This set-up is certainly captivating and allows the story to unfold in interesting directions. Sadly the writers have taken a safer route towards the finale with explosions and guns replacing intelligent brinkmanship. It’s difficult to imagine ‘Silence of the Lambs’ being half as effective had it used this device, although Law Abiding Citizen has several similar qualities which could have made it equally enthralling. But if you roll with the story you’ll enjoy it, although one wonders whether its plot is the same one the actors signed on for.
With an intriguing story eventually succumbing to creaky plotting, Law Abiding Citizen is less than it should be. As diverting hokum it works, although its promise of more thought provoking fare should see it sued for false advertising.
Rating out of 10: 6
Director John Hillcoat’s ’The Road’ brings a harsher twist to the term ’survival of the fittest’. Although conjuring images of physical strength, the slogan can also refer to the psychological vigour needed in any endurance test. Whether the viewer needs this is another point, as The Road’s ongoing bleakness may occasionally prove off-putting. Those willing to see it to the end should find a satisfying answer to what it really takes to survive.
After a devastating event wipes out all plant and animal life, earth’s civilisation has been destroyed. Those remaining are left to fend for themselves with scavenging and cannibalism their only means of survival. Refusing to descend into this dark path are a father (Viggo Mortensen) and his son (Kodi Smit-McPhee) who travel South in the hope of finding a better place. Avoiding unrelenting and desperate thieves, they attempt to escape humanity’s amoral deeds.
If some films shift between light and shade, The Road is defiantly stuck in the latter. Shot in an endless grey hue, the screenplay’s uncompromising grimness makes a change from cinema’s constant sunshine optimism. Cleverly the way in which it tells this story avoids the trap of delivering an overall depressing experience, as its main theme is of cherishing life. As the ill father teaches his son the survival skills needed, he’s really preparing him to face death and to avoid the slide into terminal surrender.
Hillcoat’s assured direction helps to maintain a sense of dread and desperation enveloping the characters. Never does the air of misery detract from their plight which therefore makes you care what happens, something few directors can accomplish. The strand exploring the difference between humans and savages is very well articulated by the small cast, with Mortensen perfect as a father steadfastly protecting his son from society’s lawlessness. These help overcome the sometimes leaden pace which threatens to dilute its interesting themes.

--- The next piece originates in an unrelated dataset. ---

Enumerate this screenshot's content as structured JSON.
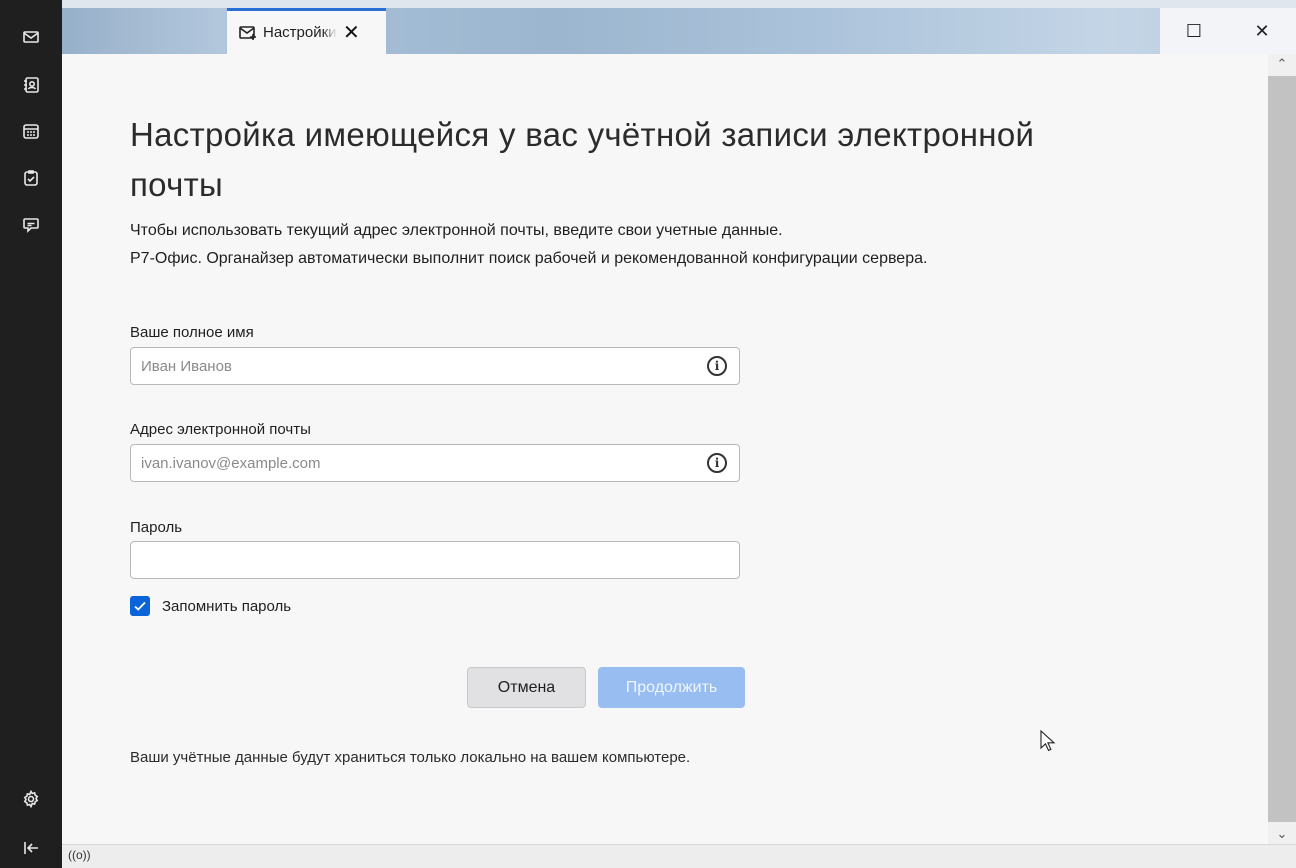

Wallowing in its desolate severity, The Road may seem like a unending ode to despair. Hopefully it will find an audience willing to ignore this as it offers a unique path on a road few other films seem willing to take.
Rating out of 10: 7